Will man-made Capitol Lake remain a lake or will it be returned to a river estuary? The science and finances suggest the estuary is a better option, but the community attachment to the lake as an extension of the Capitol Campus and distinctive feature of the downtown Olympia landscape cannot be ignored. The community remains sharply divided on the best course of action and the state Legislature, which holds many of the purse strings for lake maintenance or estuary restoration, has yet to weigh in with an action plan.
Above the roiled waters where the river meets Budd Inlet stands the handsome Fourth Avenue Bridge, born of the Nisqually Earthquake of 2001.
The old bridge cracked and teetered in the quake, providing impetus for the new span linking downtown to west Olympia. Earthquakes of this magnitude are nothing new in South Sound — think 1872 and 1949 and 1965. But when they happen, the fear and destruction they cause rise above the more commonplace floods and windstorms that complete the natural disaster portfolio of every passing decade.
Violence against law enforcement officers dominated the news near the end of 2009. Six police officers — five in Pierce County and one in Seattle — were gunned down in cold-blooded assassinations and fits of rage. The total number of officers shot and killed nationwide surged to 48 in 2009, a 23 percent increase over the previous year. Sadly, the spike in numbers hit far too close to home.
There is so much to hope for in the new year, and the new decade.

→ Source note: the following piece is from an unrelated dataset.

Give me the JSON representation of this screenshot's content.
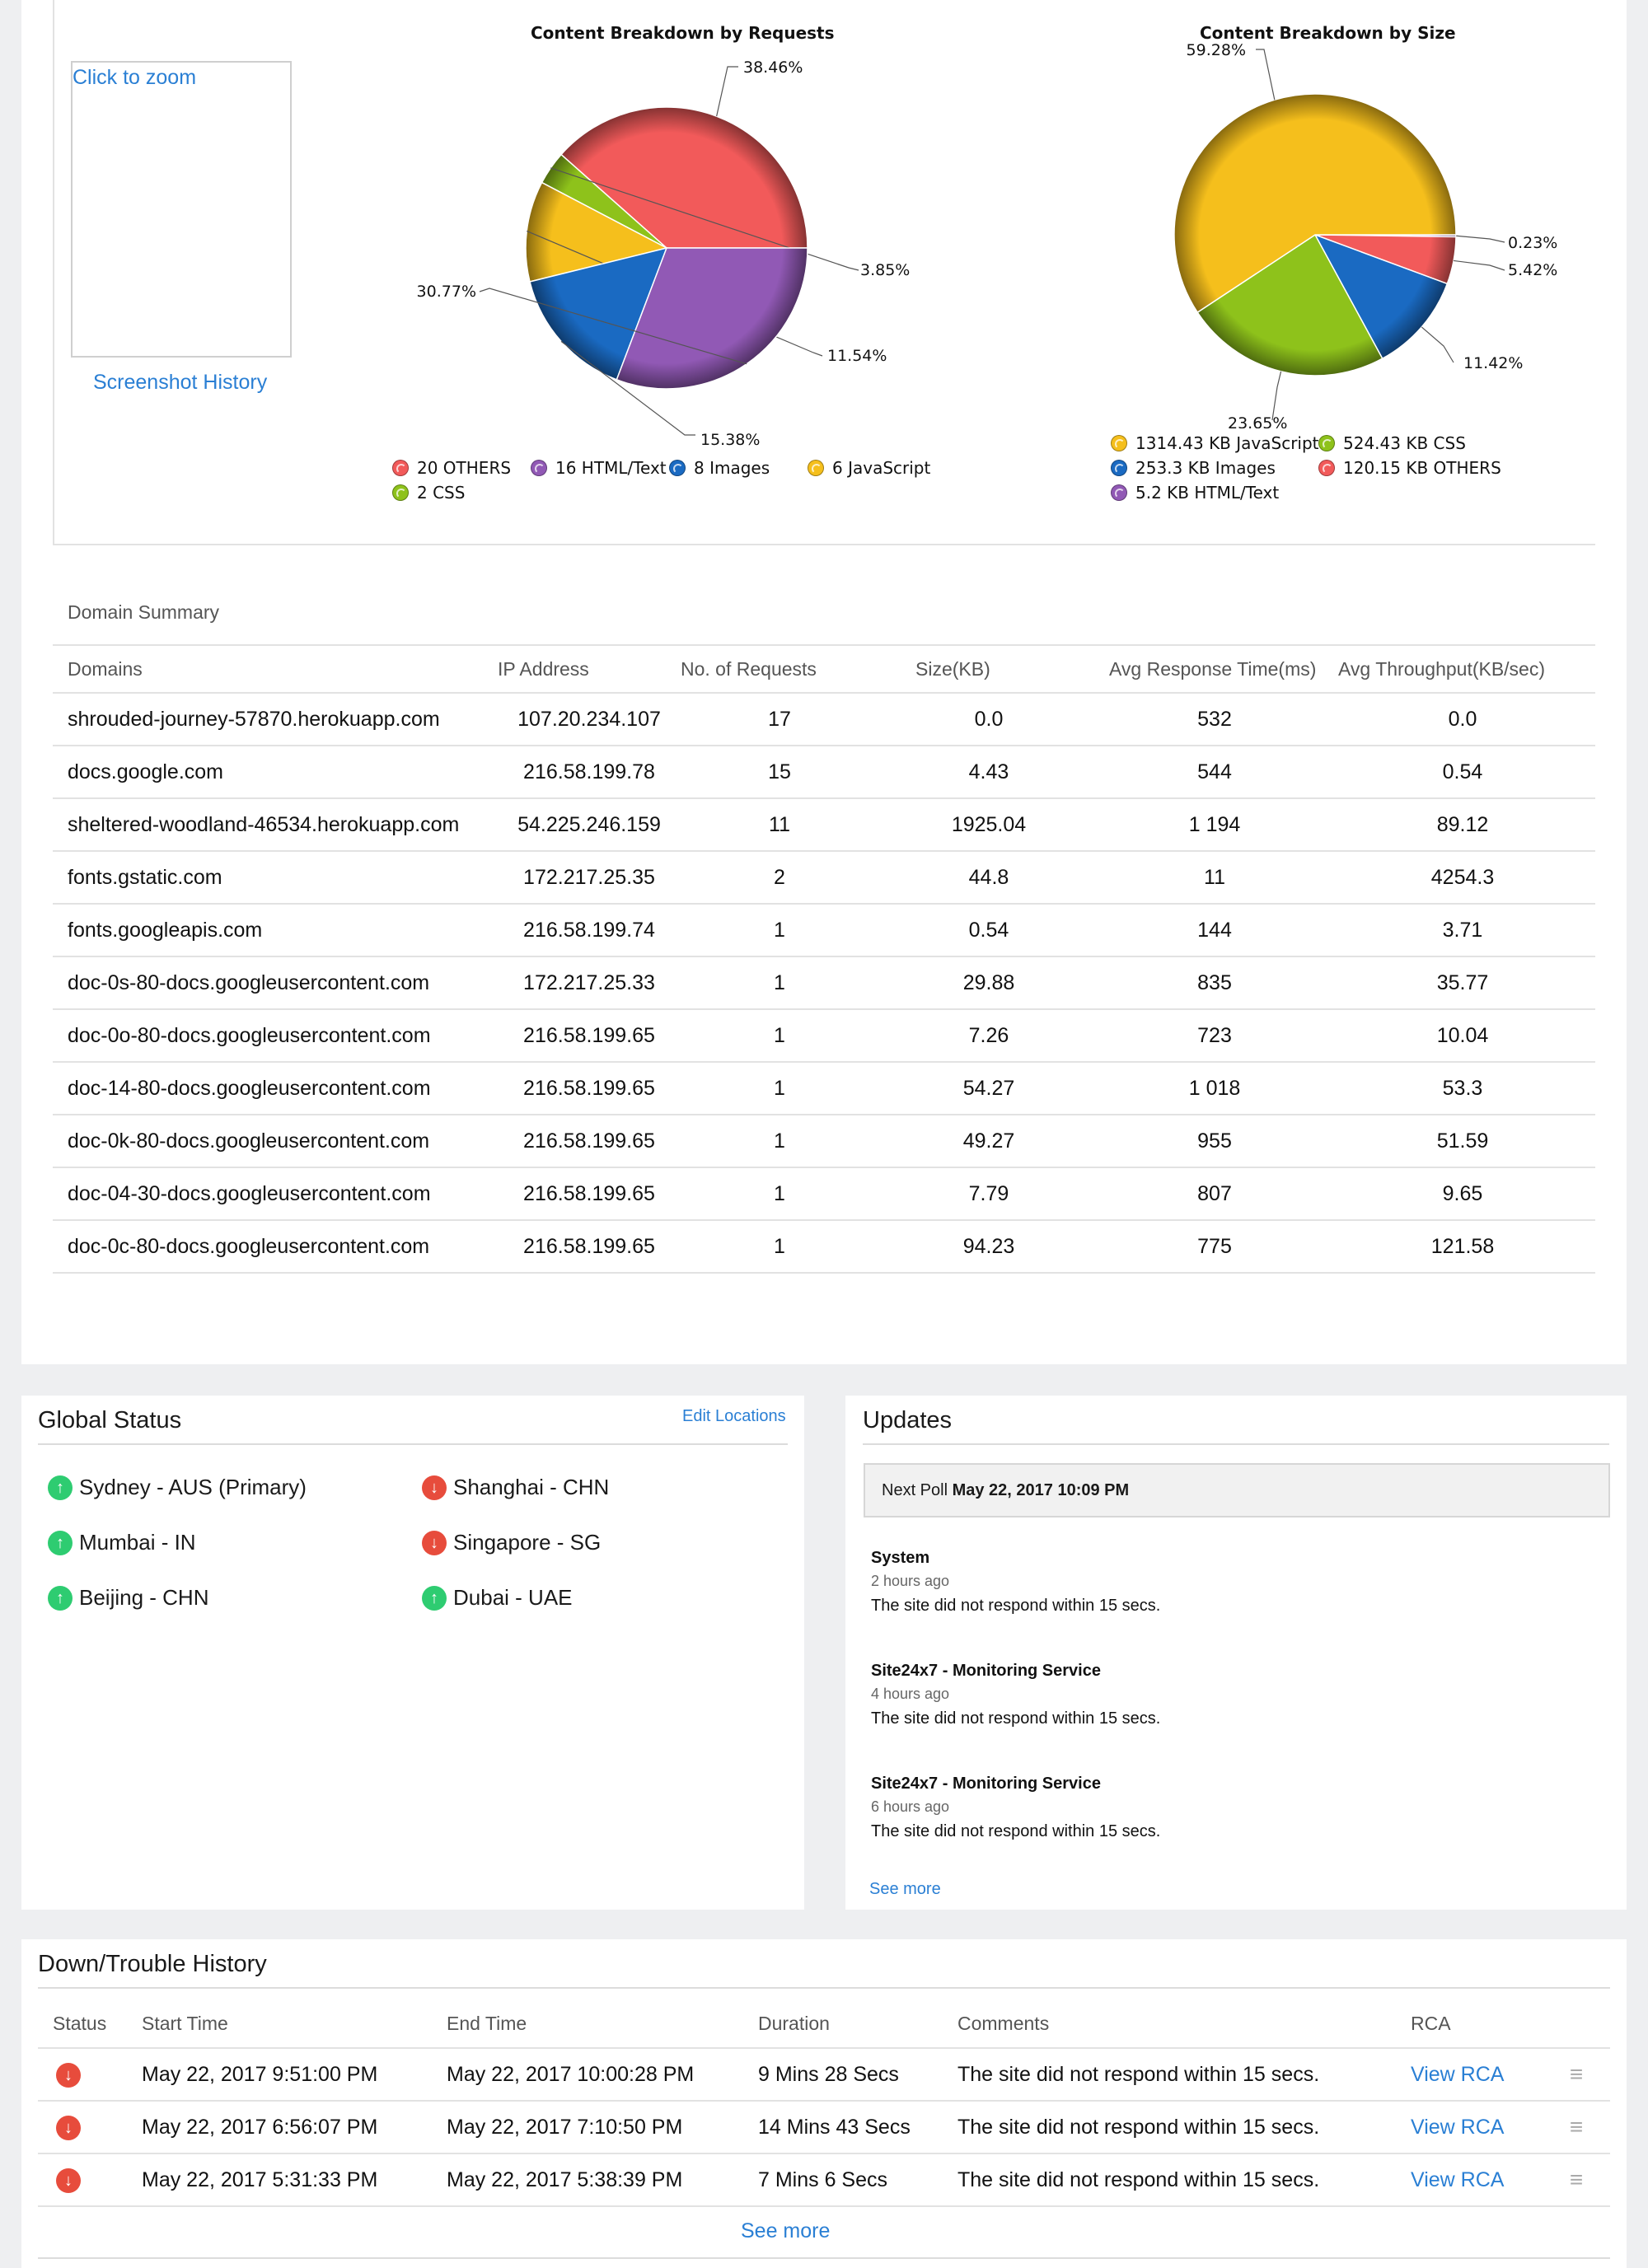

Will the two wars spawned from the 9/11 terrorist attacks finally come to an end, allowing the thousands of troops deployed from Fort Lewis and other military bases across the nation to return home from Iraq and Afghanistan? New policies are in place to bring closure to those conflicts. They must succeed.
Here in South Sound, those of us still fortunate to have our jobs and our health must continue to care for the needy. This has always been a decent, caring community, a trait that has served us well during these difficult economic times.
Let the new year and the new decade mark the beginning of a resounding economic recovery and a renewed commitment to peace at home and abroad.
Let’s find a way together to have a happy new year.